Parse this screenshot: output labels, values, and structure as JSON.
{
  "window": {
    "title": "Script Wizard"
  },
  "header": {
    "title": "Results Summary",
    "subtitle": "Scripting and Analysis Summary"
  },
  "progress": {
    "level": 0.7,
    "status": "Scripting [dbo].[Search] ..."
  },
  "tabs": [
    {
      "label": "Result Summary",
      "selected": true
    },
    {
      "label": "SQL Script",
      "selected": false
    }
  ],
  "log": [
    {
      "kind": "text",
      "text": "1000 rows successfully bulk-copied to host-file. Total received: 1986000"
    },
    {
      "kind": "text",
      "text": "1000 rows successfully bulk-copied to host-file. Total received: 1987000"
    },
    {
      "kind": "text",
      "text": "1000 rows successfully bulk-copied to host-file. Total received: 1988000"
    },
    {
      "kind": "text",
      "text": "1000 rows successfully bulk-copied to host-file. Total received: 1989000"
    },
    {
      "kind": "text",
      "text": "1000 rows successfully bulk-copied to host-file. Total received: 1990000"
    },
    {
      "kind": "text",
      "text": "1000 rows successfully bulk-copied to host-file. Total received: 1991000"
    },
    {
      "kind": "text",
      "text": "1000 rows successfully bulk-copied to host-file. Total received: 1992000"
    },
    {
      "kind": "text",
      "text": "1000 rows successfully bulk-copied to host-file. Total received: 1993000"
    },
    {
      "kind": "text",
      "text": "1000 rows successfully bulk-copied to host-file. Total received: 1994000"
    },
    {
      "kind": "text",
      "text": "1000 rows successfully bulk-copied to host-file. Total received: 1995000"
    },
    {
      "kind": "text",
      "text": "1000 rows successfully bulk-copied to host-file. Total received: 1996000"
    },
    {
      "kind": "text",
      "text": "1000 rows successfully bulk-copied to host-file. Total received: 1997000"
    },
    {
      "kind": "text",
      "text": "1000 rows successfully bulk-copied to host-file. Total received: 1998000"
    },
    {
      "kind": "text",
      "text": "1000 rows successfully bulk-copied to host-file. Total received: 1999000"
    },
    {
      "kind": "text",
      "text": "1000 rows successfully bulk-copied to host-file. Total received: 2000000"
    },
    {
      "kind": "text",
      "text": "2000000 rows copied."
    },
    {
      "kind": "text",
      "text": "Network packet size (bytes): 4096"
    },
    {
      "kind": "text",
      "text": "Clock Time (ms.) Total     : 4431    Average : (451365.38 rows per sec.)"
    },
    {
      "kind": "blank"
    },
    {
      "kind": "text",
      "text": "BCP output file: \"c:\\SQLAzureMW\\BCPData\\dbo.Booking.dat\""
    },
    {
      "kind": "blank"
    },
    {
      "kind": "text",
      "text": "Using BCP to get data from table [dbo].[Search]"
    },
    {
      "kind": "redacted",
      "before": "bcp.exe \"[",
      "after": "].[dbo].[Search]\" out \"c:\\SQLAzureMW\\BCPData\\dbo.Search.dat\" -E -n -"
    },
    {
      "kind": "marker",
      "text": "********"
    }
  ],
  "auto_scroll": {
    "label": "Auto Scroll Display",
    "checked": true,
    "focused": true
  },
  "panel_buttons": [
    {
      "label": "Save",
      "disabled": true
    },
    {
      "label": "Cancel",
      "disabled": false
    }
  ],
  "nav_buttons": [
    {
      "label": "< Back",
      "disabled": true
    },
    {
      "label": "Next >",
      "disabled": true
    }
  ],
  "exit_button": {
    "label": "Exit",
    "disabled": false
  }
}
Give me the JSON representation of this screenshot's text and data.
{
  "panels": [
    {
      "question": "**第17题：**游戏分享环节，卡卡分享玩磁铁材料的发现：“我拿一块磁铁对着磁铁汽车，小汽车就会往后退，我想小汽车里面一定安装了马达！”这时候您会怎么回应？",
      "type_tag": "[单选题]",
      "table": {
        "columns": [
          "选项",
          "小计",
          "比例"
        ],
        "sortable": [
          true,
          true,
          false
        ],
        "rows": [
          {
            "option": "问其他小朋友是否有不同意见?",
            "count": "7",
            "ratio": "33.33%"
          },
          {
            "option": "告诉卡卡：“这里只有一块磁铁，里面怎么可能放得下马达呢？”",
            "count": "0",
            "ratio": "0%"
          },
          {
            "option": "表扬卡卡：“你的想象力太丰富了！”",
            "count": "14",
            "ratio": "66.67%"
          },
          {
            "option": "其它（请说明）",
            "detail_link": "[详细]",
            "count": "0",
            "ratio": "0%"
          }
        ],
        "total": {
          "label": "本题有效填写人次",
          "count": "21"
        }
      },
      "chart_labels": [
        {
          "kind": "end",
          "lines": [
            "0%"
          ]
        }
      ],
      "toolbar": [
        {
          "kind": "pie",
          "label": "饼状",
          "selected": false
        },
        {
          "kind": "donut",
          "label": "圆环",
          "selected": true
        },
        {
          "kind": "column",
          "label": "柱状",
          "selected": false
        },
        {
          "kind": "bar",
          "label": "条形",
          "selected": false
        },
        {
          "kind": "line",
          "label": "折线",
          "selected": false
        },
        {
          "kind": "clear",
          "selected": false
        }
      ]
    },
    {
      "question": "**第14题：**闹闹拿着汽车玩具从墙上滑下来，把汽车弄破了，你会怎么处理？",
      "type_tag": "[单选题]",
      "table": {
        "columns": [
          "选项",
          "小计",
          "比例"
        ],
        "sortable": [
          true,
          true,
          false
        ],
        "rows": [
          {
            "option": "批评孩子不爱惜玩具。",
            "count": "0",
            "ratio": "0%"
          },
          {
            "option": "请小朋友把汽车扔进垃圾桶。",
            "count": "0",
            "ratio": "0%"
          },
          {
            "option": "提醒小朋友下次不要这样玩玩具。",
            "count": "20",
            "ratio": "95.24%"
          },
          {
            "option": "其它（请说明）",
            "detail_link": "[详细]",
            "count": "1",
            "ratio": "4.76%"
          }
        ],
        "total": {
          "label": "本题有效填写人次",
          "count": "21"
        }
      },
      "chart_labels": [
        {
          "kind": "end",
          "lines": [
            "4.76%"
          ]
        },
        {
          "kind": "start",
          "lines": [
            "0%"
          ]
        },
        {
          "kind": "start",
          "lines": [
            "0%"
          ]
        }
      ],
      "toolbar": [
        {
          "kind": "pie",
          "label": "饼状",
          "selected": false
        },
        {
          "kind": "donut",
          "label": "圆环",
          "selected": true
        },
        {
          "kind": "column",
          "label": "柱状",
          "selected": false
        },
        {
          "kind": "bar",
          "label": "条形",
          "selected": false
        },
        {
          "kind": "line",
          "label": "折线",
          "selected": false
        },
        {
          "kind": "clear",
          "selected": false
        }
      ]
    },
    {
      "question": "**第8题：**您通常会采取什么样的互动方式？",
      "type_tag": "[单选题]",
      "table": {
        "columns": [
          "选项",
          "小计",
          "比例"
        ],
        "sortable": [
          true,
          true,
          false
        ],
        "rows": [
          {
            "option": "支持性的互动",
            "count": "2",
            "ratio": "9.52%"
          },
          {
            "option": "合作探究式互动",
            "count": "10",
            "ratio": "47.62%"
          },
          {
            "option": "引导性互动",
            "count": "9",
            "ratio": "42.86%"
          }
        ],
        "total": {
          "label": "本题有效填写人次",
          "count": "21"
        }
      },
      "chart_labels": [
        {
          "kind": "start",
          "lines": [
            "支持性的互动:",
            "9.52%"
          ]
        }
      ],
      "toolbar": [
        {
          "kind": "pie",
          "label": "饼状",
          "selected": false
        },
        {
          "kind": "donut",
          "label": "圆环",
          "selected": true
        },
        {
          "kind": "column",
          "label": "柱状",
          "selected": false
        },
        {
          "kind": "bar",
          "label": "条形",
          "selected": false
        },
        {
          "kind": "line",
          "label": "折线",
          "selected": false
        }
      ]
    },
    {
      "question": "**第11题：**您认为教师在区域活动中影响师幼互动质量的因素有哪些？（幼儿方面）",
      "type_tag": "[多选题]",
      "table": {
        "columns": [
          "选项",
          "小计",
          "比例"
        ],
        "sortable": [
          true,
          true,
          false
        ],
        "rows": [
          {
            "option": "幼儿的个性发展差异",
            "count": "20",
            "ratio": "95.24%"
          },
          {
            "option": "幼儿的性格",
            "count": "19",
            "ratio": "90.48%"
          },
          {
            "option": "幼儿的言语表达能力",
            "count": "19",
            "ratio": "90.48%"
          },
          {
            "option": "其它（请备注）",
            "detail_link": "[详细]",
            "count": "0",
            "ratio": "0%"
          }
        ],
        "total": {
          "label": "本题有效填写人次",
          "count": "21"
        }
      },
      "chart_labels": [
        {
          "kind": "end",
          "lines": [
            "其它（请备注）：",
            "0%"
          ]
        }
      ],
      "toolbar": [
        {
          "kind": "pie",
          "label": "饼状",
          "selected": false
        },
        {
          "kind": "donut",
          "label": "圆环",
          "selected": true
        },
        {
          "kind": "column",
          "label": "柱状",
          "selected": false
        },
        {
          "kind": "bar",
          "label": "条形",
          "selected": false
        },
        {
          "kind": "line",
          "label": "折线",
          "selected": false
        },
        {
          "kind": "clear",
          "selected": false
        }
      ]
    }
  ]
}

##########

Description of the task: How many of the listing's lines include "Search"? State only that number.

Response to this exercise: 3